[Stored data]
————————

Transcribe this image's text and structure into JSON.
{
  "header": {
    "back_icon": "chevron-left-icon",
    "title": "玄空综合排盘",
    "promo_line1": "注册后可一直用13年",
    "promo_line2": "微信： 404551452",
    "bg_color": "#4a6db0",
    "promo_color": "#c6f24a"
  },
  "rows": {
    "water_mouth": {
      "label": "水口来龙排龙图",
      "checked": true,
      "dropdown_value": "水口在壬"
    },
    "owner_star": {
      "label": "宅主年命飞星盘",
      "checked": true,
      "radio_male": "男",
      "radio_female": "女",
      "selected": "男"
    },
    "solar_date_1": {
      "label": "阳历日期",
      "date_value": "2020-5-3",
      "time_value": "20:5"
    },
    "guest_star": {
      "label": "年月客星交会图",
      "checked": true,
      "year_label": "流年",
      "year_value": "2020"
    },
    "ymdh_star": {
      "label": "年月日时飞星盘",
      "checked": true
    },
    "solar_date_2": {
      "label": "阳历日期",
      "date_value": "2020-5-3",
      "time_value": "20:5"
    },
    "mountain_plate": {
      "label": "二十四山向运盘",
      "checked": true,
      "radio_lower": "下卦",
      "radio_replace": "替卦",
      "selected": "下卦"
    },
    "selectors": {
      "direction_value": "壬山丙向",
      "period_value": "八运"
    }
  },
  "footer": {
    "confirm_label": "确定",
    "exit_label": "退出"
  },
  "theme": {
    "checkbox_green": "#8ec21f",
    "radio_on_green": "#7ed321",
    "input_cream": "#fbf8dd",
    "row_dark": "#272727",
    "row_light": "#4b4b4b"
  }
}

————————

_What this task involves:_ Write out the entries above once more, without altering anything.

_Written answer:_
Transcribe this image's text and structure into JSON.
{
  "header": {
    "back_icon": "chevron-left-icon",
    "title": "玄空综合排盘",
    "promo_line1": "注册后可一直用13年",
    "promo_line2": "微信： 404551452",
    "bg_color": "#4a6db0",
    "promo_color": "#c6f24a"
  },
  "rows": {
    "water_mouth": {
      "label": "水口来龙排龙图",
      "checked": true,
      "dropdown_value": "水口在壬"
    },
    "owner_star": {
      "label": "宅主年命飞星盘",
      "checked": true,
      "radio_male": "男",
      "radio_female": "女",
      "selected": "男"
    },
    "solar_date_1": {
      "label": "阳历日期",
      "date_value": "2020-5-3",
      "time_value": "20:5"
    },
    "guest_star": {
      "label": "年月客星交会图",
      "checked": true,
      "year_label": "流年",
      "year_value": "2020"
    },
    "ymdh_star": {
      "label": "年月日时飞星盘",
      "checked": true
    },
    "solar_date_2": {
      "label": "阳历日期",
      "date_value": "2020-5-3",
      "time_value": "20:5"
    },
    "mountain_plate": {
      "label": "二十四山向运盘",
      "checked": true,
      "radio_lower": "下卦",
      "radio_replace": "替卦",
      "selected": "下卦"
    },
    "selectors": {
      "direction_value": "壬山丙向",
      "period_value": "八运"
    }
  },
  "footer": {
    "confirm_label": "确定",
    "exit_label": "退出"
  },
  "theme": {
    "checkbox_green": "#8ec21f",
    "radio_on_green": "#7ed321",
    "input_cream": "#fbf8dd",
    "row_dark": "#272727",
    "row_light": "#4b4b4b"
  }
}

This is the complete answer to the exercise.